EXERCISE PROMPT –
Every entry below is to be retyped exactly as it appears.

SUPPLIED DATA –

--- START ---

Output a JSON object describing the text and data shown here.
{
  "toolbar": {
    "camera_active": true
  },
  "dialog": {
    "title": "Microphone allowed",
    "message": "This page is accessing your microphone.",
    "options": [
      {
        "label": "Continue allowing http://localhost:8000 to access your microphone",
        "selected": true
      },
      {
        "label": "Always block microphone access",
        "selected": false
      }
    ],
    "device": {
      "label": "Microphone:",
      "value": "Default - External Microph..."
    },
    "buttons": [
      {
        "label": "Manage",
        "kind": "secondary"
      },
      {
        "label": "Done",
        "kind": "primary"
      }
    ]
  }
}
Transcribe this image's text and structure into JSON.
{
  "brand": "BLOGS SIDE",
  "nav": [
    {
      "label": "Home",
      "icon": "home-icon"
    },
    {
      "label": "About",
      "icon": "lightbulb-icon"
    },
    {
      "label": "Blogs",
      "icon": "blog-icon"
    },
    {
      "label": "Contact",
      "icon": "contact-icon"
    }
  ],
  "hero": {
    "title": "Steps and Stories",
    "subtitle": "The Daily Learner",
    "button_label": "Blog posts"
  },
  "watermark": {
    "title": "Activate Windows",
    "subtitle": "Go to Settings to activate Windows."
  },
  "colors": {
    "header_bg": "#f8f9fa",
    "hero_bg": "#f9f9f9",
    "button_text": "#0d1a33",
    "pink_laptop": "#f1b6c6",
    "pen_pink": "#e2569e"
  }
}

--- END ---

COMPLETED EXERCISE –
Output a JSON object describing the text and data shown here.
{
  "toolbar": {
    "camera_active": true
  },
  "dialog": {
    "title": "Microphone allowed",
    "message": "This page is accessing your microphone.",
    "options": [
      {
        "label": "Continue allowing http://localhost:8000 to access your microphone",
        "selected": true
      },
      {
        "label": "Always block microphone access",
        "selected": false
      }
    ],
    "device": {
      "label": "Microphone:",
      "value": "Default - External Microph..."
    },
    "buttons": [
      {
        "label": "Manage",
        "kind": "secondary"
      },
      {
        "label": "Done",
        "kind": "primary"
      }
    ]
  }
}
Transcribe this image's text and structure into JSON.
{
  "brand": "BLOGS SIDE",
  "nav": [
    {
      "label": "Home",
      "icon": "home-icon"
    },
    {
      "label": "About",
      "icon": "lightbulb-icon"
    },
    {
      "label": "Blogs",
      "icon": "blog-icon"
    },
    {
      "label": "Contact",
      "icon": "contact-icon"
    }
  ],
  "hero": {
    "title": "Steps and Stories",
    "subtitle": "The Daily Learner",
    "button_label": "Blog posts"
  },
  "watermark": {
    "title": "Activate Windows",
    "subtitle": "Go to Settings to activate Windows."
  },
  "colors": {
    "header_bg": "#f8f9fa",
    "hero_bg": "#f9f9f9",
    "button_text": "#0d1a33",
    "pink_laptop": "#f1b6c6",
    "pen_pink": "#e2569e"
  }
}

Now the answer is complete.